* [Recorded data]
=======

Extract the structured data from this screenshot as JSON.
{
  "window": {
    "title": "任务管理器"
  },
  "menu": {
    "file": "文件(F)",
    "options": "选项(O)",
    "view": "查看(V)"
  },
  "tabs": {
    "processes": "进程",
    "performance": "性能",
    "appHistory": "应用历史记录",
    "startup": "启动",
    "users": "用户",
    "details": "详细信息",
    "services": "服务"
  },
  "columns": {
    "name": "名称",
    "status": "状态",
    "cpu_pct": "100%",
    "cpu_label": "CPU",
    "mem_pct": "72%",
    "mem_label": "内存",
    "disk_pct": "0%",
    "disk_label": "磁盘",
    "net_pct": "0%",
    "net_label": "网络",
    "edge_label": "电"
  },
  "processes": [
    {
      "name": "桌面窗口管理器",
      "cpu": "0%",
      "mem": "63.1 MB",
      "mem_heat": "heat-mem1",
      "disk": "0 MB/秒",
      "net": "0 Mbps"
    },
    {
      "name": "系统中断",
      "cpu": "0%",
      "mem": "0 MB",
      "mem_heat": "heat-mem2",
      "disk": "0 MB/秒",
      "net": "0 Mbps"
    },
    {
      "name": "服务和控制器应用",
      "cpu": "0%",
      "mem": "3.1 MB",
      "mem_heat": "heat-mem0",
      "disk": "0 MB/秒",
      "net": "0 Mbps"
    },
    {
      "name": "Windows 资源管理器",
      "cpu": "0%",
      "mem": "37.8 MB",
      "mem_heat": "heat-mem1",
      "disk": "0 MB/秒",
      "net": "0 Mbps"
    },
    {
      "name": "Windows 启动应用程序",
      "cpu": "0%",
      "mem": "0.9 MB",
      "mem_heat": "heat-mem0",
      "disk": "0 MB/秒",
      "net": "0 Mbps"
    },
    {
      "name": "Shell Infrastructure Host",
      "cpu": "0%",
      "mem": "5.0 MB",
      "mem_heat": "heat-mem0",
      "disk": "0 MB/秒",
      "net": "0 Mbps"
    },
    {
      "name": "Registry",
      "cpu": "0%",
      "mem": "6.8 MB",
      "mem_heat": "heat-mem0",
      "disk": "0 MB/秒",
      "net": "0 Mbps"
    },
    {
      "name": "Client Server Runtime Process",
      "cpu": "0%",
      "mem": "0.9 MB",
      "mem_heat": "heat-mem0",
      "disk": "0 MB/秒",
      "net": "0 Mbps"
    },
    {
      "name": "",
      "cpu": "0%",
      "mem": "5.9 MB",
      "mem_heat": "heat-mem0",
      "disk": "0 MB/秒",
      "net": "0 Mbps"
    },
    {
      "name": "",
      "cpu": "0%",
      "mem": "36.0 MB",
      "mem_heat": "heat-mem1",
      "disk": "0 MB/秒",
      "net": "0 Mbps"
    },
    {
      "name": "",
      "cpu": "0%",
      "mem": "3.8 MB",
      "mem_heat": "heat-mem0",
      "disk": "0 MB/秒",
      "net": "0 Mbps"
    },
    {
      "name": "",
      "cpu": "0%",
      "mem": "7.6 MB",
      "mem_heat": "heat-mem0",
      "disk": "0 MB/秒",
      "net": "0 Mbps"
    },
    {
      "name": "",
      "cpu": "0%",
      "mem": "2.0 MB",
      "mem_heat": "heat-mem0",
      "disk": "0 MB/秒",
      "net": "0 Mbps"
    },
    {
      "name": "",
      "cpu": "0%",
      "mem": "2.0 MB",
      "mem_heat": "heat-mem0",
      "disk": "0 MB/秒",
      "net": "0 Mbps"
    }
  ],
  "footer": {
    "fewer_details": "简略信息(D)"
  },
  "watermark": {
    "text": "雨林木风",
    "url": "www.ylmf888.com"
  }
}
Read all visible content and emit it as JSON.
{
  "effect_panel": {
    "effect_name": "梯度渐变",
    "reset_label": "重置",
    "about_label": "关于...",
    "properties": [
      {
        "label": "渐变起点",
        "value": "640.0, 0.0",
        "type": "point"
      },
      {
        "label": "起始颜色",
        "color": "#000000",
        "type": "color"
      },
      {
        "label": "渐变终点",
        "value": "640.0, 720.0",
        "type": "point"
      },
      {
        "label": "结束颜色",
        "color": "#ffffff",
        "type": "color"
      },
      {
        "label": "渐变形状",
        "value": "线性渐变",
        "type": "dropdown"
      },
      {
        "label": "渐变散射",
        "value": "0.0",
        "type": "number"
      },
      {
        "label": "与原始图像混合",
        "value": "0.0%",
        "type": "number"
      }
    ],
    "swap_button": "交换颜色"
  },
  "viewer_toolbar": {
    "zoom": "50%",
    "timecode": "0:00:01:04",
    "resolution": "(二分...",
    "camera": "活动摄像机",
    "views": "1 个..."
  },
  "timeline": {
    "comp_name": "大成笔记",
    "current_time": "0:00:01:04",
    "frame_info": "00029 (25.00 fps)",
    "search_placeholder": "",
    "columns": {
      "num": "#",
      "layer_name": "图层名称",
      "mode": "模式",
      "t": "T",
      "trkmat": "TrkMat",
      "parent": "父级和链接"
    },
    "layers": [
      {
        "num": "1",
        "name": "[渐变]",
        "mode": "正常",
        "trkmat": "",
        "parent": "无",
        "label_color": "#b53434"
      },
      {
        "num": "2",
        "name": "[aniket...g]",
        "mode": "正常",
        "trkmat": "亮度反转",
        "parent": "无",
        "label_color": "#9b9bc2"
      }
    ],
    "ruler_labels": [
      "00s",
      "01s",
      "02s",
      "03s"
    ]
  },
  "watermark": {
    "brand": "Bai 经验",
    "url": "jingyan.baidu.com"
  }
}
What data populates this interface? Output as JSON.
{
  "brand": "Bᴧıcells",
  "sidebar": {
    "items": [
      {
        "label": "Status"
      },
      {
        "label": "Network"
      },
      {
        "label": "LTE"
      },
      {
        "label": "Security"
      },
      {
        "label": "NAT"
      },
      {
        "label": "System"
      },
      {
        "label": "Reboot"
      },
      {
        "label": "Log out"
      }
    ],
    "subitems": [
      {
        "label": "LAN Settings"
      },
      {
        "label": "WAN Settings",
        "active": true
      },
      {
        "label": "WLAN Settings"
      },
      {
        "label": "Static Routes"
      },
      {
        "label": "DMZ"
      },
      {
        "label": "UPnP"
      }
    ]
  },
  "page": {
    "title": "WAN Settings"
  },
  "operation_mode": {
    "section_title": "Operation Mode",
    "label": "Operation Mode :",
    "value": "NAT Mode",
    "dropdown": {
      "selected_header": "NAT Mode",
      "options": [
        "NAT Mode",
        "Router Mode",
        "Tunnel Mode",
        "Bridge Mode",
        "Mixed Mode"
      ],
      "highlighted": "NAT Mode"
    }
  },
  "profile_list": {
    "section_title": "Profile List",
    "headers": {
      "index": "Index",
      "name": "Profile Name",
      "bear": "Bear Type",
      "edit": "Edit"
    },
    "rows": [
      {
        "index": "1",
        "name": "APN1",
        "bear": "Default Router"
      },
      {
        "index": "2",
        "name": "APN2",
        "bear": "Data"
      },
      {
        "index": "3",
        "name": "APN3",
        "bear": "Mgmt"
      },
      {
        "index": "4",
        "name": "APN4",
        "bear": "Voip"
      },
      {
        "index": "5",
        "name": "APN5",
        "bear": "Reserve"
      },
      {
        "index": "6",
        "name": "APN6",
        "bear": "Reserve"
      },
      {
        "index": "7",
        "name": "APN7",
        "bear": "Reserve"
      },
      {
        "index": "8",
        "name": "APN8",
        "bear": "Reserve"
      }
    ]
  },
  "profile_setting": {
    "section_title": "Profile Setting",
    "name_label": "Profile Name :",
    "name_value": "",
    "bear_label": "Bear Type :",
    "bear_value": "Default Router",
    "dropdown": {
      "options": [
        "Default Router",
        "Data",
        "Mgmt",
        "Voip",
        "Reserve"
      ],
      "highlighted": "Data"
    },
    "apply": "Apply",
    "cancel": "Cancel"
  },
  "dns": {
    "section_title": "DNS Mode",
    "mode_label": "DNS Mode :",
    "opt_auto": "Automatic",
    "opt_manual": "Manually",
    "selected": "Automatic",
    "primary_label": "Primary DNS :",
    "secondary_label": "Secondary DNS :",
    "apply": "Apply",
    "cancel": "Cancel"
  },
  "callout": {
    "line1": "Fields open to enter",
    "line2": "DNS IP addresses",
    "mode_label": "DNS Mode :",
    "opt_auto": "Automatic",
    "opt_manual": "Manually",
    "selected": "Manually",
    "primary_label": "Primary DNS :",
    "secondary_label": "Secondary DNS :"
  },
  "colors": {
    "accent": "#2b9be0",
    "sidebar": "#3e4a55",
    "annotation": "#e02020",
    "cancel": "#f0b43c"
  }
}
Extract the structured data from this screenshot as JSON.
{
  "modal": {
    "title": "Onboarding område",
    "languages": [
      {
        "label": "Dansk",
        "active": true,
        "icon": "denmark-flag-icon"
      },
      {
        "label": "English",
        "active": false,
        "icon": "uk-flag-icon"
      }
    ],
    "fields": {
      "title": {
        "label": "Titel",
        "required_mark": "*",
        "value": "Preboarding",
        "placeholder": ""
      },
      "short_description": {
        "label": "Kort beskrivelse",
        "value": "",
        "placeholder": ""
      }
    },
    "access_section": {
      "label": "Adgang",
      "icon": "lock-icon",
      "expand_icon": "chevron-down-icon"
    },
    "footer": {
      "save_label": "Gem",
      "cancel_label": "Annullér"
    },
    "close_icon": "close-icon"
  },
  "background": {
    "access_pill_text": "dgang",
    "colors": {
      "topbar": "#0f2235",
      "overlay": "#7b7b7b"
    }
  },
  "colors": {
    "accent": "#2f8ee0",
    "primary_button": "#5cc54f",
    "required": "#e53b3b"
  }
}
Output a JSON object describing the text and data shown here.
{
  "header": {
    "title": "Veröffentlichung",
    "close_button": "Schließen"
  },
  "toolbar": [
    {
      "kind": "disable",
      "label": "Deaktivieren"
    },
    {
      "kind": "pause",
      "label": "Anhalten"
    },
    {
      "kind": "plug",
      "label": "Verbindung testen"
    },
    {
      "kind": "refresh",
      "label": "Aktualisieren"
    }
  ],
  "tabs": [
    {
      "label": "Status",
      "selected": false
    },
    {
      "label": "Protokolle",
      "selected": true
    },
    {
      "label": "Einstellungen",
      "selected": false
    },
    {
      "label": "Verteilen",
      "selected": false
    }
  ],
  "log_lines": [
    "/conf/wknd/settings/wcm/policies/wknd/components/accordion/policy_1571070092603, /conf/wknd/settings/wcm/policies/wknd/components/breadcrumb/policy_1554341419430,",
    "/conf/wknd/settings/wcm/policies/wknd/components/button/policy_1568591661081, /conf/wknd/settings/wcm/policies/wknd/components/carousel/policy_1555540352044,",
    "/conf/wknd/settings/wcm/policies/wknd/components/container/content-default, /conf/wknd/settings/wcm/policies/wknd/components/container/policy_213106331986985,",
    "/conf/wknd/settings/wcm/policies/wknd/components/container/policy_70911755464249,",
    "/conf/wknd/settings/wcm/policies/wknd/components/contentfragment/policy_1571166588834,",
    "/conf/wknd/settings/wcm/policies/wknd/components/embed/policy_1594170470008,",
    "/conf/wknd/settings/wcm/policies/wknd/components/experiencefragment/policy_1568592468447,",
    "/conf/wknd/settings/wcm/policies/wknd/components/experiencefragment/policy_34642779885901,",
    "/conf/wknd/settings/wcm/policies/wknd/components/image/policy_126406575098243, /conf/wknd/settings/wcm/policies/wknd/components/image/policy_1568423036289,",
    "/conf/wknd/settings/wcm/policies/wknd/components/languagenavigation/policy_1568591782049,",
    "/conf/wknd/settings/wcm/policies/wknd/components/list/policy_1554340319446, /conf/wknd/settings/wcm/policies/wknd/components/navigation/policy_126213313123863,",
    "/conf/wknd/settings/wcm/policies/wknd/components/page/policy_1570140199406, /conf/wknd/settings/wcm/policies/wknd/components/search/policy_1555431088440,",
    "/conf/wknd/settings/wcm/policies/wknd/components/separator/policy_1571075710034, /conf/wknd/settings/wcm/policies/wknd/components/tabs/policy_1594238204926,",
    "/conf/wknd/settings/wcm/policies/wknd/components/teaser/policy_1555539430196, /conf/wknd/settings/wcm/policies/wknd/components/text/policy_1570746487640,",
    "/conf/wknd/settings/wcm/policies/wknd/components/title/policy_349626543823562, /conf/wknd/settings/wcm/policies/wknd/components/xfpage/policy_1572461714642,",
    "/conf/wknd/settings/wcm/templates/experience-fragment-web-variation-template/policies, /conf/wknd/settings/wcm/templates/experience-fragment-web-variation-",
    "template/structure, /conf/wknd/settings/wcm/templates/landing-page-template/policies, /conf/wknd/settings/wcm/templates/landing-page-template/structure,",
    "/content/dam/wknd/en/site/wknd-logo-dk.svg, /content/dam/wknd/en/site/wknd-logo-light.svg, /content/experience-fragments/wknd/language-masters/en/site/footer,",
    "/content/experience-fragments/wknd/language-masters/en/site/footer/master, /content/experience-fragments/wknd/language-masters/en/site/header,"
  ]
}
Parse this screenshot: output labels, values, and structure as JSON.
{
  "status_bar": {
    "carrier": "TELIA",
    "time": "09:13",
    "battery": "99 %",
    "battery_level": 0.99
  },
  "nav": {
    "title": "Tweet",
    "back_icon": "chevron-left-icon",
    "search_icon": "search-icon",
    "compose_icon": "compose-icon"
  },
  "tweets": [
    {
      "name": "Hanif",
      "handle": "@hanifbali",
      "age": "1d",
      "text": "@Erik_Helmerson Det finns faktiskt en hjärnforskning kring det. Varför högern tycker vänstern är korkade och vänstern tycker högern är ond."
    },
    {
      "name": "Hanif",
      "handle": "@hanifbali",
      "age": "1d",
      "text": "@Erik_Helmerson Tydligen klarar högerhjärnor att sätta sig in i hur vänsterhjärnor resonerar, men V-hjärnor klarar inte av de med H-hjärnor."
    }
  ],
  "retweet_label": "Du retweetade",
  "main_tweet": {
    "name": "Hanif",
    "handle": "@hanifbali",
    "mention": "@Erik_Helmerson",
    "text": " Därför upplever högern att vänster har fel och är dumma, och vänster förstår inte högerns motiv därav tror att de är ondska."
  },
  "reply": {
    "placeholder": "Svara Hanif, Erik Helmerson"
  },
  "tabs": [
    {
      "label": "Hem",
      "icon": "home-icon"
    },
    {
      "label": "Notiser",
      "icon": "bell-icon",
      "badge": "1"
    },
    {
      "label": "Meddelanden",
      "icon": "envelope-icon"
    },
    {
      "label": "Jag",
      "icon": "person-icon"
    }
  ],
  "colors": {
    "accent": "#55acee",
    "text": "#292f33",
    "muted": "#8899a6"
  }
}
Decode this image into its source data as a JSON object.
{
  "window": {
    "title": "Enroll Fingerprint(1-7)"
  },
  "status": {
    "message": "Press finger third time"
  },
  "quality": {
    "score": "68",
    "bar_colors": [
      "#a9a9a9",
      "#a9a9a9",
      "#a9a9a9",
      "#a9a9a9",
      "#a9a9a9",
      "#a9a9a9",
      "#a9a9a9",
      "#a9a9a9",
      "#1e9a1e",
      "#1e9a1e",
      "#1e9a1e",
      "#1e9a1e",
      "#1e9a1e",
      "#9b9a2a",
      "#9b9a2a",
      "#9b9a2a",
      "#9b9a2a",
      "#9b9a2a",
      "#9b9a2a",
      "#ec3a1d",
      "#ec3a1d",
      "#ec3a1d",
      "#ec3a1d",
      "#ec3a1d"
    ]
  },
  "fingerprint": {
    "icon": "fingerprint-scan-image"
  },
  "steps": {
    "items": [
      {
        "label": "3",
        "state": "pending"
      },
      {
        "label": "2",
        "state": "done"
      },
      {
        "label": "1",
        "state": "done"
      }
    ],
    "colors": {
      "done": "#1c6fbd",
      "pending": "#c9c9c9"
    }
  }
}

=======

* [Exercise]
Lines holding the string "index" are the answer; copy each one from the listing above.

* [Answer to this exercise]
      "index": "Index",
        "index": "1",
        "index": "2",
        "index": "3",
        "index": "4",
        "index": "5",
        "index": "6",
        "index": "7",
        "index": "8",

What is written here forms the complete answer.